White Dwarf Stars
• Low mass stars are unable to reach high enough
temperatures to ignite elements heavier than carbon in
their core become white dwarfs.
• A white dwarf is the hot exposed core of an evolved low
mass star.
• A white dwarf is supported by electron degeneracy
pressure. This is the tendency of atoms to resist
• The more massive a white dwarf, the smaller it is. A solar
mass white dwarf is about the size of the Earth.
• As white dwarfs radiate energy, they become cooler and
less luminous gradually fading into oblivion.
Neutron Stars
• Neutron stars are stellar cores that are more massive than
the Chandrasekhar limit (1.44 M☼).
• They are held up against their own intense gravity by the
tendency for neutrons to be incompressible (neutron
degeneracy pressure).
• Their gravity is too strong to be supported by electron
degeneracy pressure.
• The more massive a neutron star, the smaller it is.
A 1.44 M☼ neutron star is only about 10 km in radius.
• Neutron stars contain strong magnetic fields.
• Charged particles moving in the neutron stars magnetic
field emit synchrotron radiation at radio wavelengths.
• Most neutron stars spin rapidly, slowing down with age.
As the radio emission is beamed towards us periodically,
we see pulses of radiation.
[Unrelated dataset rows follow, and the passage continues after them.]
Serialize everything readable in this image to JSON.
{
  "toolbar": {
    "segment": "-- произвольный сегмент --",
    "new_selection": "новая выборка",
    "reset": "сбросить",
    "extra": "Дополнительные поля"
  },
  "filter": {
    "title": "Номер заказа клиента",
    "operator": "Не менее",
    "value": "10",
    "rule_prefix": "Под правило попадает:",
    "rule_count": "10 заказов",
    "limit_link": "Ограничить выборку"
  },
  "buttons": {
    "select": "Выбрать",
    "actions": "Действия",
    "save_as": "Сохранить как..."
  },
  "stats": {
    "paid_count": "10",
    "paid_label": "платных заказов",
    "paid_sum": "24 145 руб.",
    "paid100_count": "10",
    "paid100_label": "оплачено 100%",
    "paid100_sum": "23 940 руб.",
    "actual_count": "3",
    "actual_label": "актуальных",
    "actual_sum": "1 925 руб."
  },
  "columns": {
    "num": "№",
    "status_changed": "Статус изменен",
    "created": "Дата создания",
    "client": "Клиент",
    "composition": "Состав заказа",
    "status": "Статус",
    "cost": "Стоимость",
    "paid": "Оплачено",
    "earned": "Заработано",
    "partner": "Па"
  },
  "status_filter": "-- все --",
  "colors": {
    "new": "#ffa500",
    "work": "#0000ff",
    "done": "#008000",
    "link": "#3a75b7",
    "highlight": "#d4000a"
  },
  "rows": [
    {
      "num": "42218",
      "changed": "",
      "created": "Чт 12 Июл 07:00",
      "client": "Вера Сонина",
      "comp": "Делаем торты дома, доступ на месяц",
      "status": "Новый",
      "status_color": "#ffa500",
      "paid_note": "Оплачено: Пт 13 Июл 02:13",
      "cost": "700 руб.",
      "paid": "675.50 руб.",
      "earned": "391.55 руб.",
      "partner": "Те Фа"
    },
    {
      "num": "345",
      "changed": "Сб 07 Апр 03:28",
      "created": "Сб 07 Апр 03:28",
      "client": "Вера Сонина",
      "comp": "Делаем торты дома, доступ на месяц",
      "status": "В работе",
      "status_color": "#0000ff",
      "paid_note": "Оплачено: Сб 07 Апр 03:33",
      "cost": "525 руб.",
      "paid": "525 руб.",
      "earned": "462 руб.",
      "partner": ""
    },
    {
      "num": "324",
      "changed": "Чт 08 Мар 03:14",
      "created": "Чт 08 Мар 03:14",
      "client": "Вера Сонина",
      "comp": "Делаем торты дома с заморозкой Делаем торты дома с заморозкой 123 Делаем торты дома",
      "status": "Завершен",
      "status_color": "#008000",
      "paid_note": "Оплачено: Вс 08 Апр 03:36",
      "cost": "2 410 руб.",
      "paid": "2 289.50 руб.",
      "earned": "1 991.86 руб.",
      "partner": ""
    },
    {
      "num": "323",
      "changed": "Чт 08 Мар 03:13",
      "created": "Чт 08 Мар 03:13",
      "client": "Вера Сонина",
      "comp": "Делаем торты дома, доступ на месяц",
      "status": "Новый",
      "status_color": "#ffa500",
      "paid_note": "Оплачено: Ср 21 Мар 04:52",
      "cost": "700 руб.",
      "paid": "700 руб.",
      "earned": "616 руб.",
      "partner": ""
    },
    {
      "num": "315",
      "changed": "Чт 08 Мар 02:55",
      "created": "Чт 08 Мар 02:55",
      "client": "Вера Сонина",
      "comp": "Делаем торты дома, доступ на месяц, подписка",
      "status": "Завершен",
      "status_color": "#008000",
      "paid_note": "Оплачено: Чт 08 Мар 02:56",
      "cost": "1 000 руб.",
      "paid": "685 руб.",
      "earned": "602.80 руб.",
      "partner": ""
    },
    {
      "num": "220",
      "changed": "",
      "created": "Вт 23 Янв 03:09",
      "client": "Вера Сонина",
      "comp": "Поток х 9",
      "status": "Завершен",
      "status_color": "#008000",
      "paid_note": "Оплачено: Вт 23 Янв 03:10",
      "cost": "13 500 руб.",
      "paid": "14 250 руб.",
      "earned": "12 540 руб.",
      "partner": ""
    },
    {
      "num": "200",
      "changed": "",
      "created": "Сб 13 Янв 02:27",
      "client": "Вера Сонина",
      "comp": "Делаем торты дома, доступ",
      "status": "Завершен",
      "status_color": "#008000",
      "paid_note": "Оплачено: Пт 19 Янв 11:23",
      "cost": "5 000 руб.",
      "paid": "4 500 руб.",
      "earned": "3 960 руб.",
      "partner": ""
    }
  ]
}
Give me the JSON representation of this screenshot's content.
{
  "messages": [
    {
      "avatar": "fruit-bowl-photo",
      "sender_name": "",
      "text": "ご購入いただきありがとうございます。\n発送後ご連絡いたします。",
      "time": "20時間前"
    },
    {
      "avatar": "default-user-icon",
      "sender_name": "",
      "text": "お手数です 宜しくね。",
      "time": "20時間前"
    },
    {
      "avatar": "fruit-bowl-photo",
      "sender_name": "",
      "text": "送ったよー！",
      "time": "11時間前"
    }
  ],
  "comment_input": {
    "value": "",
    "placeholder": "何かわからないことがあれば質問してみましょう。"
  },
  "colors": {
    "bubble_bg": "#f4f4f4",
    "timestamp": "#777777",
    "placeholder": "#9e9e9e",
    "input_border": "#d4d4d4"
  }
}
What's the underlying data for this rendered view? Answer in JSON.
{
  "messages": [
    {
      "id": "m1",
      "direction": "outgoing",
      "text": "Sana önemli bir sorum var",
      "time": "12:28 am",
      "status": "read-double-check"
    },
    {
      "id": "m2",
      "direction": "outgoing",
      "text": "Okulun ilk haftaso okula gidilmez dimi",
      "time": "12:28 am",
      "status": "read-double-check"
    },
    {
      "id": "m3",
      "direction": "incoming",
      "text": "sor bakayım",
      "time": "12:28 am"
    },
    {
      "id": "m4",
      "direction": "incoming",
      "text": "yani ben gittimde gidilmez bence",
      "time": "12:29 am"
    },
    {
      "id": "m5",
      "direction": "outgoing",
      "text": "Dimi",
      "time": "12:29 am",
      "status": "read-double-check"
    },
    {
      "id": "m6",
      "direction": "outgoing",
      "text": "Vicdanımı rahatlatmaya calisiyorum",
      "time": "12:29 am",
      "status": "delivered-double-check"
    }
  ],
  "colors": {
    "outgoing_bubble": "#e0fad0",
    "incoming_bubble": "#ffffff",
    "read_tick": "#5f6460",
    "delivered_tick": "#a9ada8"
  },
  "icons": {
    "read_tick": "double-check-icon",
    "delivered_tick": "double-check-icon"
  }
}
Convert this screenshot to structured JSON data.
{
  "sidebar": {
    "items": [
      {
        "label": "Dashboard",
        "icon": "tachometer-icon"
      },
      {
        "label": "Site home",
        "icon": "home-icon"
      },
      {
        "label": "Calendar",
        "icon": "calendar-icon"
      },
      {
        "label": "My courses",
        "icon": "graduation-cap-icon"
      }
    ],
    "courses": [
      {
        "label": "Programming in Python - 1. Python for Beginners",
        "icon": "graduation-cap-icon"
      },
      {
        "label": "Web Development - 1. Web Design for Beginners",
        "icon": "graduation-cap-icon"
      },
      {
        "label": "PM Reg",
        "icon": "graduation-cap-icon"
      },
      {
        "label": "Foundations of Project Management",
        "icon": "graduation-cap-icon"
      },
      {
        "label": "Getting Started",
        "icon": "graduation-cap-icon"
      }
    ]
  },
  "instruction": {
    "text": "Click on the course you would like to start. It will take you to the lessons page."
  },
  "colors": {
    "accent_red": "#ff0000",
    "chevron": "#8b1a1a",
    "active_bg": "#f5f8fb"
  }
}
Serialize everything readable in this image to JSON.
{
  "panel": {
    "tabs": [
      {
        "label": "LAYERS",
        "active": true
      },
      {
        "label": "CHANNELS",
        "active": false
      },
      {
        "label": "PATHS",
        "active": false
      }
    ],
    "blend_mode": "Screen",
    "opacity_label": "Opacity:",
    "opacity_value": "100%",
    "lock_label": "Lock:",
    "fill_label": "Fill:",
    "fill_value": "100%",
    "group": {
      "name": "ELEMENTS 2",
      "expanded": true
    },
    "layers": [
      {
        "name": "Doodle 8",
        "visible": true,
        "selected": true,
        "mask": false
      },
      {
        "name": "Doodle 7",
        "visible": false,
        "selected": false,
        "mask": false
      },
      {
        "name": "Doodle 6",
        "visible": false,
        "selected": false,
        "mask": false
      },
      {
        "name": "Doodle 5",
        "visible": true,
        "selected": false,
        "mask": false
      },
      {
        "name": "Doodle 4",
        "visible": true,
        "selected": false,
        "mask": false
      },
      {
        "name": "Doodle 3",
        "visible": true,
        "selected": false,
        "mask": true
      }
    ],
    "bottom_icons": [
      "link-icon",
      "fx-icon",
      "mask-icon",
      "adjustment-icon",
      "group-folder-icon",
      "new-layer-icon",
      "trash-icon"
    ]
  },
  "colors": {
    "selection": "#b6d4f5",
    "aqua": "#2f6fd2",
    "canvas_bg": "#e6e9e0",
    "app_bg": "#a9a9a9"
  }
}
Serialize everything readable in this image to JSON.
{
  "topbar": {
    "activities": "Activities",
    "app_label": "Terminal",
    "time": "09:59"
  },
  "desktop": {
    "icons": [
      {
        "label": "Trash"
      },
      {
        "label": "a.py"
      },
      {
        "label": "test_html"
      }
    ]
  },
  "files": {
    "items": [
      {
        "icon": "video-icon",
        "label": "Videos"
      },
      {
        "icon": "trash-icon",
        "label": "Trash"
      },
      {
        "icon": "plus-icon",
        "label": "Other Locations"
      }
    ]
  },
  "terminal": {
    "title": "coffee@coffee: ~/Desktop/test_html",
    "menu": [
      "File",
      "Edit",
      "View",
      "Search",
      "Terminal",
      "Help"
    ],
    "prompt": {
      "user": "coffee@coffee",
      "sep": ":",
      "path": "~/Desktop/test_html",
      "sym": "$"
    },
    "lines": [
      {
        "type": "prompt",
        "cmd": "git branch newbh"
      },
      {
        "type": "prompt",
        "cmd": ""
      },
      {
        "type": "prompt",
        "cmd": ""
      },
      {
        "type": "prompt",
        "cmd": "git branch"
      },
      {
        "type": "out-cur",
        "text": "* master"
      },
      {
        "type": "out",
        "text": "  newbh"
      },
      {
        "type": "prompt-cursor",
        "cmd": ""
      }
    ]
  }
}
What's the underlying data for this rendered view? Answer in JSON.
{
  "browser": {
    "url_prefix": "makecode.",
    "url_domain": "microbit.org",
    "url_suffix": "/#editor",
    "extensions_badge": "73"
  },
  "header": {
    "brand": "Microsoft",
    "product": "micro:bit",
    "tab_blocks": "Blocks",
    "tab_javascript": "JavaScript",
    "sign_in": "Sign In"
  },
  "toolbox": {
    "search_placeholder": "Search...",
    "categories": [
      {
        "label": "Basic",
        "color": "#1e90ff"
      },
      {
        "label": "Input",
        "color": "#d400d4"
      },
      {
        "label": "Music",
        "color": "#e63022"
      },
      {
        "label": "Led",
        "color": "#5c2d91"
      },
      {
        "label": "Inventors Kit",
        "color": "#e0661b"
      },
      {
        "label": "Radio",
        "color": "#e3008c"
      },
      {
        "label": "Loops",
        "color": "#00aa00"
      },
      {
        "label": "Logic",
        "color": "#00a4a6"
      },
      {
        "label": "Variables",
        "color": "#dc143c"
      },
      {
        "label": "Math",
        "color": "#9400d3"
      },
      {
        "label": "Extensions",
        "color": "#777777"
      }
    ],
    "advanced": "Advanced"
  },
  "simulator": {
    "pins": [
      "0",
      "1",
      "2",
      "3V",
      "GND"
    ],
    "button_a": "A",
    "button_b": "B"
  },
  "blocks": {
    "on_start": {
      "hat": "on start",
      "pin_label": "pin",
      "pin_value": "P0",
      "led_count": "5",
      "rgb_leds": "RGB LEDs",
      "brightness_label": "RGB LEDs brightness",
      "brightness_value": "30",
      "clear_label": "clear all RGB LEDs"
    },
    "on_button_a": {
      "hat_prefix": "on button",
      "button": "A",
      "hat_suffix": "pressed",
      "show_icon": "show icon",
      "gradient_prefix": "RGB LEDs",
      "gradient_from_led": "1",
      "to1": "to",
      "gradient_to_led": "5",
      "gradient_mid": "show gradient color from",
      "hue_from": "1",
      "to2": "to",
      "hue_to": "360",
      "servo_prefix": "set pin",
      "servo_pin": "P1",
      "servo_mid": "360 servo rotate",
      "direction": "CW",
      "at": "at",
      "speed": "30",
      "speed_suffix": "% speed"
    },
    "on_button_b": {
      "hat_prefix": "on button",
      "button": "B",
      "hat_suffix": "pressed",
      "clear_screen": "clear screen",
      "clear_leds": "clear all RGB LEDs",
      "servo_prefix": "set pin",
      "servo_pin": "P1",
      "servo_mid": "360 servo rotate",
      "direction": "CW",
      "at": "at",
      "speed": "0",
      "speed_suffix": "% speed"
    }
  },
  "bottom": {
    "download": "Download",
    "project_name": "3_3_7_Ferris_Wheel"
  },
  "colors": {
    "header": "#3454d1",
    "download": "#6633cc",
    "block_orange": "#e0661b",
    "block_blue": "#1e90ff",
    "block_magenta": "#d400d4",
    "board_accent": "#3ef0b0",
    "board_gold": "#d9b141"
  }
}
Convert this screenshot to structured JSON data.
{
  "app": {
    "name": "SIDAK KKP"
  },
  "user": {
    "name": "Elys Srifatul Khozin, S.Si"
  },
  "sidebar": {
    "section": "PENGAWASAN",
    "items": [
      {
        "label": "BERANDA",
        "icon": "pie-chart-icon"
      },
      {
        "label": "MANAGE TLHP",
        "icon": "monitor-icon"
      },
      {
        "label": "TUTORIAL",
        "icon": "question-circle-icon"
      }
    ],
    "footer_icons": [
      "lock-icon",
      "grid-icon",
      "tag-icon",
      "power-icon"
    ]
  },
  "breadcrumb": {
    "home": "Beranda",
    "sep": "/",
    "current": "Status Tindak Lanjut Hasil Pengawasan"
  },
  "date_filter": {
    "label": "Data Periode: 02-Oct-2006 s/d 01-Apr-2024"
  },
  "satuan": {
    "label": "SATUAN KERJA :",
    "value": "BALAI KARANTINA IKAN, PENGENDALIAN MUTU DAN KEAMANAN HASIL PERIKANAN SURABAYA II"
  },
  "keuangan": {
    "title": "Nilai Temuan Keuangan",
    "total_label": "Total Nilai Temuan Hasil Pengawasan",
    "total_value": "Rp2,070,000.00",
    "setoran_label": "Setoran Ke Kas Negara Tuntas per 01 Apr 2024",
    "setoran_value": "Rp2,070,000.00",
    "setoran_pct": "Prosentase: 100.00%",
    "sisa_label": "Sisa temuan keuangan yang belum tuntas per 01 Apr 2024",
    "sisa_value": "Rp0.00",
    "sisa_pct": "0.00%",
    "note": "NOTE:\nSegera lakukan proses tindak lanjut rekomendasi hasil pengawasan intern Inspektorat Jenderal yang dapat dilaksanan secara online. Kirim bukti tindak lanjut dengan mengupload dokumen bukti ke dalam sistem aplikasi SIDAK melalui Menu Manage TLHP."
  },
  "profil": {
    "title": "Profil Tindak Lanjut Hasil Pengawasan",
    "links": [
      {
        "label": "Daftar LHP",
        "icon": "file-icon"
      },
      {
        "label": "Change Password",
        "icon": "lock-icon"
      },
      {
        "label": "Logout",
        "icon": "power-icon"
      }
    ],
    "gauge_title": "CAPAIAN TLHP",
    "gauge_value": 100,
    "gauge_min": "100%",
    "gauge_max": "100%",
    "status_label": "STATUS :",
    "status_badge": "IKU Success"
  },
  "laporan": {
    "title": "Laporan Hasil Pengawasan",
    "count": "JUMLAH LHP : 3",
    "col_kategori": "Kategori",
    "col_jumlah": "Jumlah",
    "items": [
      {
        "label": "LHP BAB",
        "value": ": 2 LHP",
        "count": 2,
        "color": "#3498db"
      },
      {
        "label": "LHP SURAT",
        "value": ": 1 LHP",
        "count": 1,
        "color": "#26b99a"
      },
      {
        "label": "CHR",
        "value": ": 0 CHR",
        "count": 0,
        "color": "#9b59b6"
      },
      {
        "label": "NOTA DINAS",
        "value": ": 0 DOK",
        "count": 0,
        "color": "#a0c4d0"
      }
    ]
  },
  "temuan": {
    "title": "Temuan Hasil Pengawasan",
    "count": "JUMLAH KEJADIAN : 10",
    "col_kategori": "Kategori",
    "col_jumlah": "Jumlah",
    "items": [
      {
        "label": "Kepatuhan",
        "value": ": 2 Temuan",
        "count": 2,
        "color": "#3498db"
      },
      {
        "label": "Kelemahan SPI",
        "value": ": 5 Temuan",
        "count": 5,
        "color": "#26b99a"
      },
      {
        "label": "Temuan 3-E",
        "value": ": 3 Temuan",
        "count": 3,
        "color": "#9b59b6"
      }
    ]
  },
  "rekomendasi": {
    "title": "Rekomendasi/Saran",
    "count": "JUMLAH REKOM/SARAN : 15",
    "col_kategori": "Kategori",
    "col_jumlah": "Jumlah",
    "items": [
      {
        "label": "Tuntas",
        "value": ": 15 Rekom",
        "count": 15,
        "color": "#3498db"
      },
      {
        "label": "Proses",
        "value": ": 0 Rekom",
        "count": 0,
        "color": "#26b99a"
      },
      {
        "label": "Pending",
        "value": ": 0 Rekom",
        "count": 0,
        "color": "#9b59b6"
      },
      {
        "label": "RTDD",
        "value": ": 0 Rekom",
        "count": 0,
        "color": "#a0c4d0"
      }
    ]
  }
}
Such objects are called pulsars.
Not all neutron stars are observable as pulsars.
• Pulsars were discovered by Anthony Hewish and Jocelyn
• Recently, Joe Taylor and Russell Hulse won a Nobel Prize
for their study of pulsars.
• These objects act as cosmic clocks and are useful for
probing the dynamics of stars.
Black Holes
• Stellar cores that are more massive than about 3 M☼ have too
strong a gravitational field to be supported by even neutron
degeneracy pressure → black holes.
• The more massive a black hole, the larger its event horizon.
• Stellar mass black holes are detected via their X-ray radiation.
• A black hole accelerates its surrounding material (often gas
from a binary companion) to very high speeds in an accretion
• The heat generated by viscosity (friction) in this high speed gas
produces X-rays. Some of the gas is ultimately swallowed by
the black hole.
• In the process of the core of a massive star collapsing
under its own gravity to come a neutron star (or black
hole), the material in the outer envelope may be ejected in
a spectacular explosion known as a supernova.
• Stars that are more massive than about 5 M☼ explode as
• The explosion is associated with the production of
neutrinos and with lots of radiation at all wavelengths. A
typical supernova is comparable in brightness to an entire
• The supernova blast wave results in a tangle of interstellar
gas and dust that is called a supernova remnant.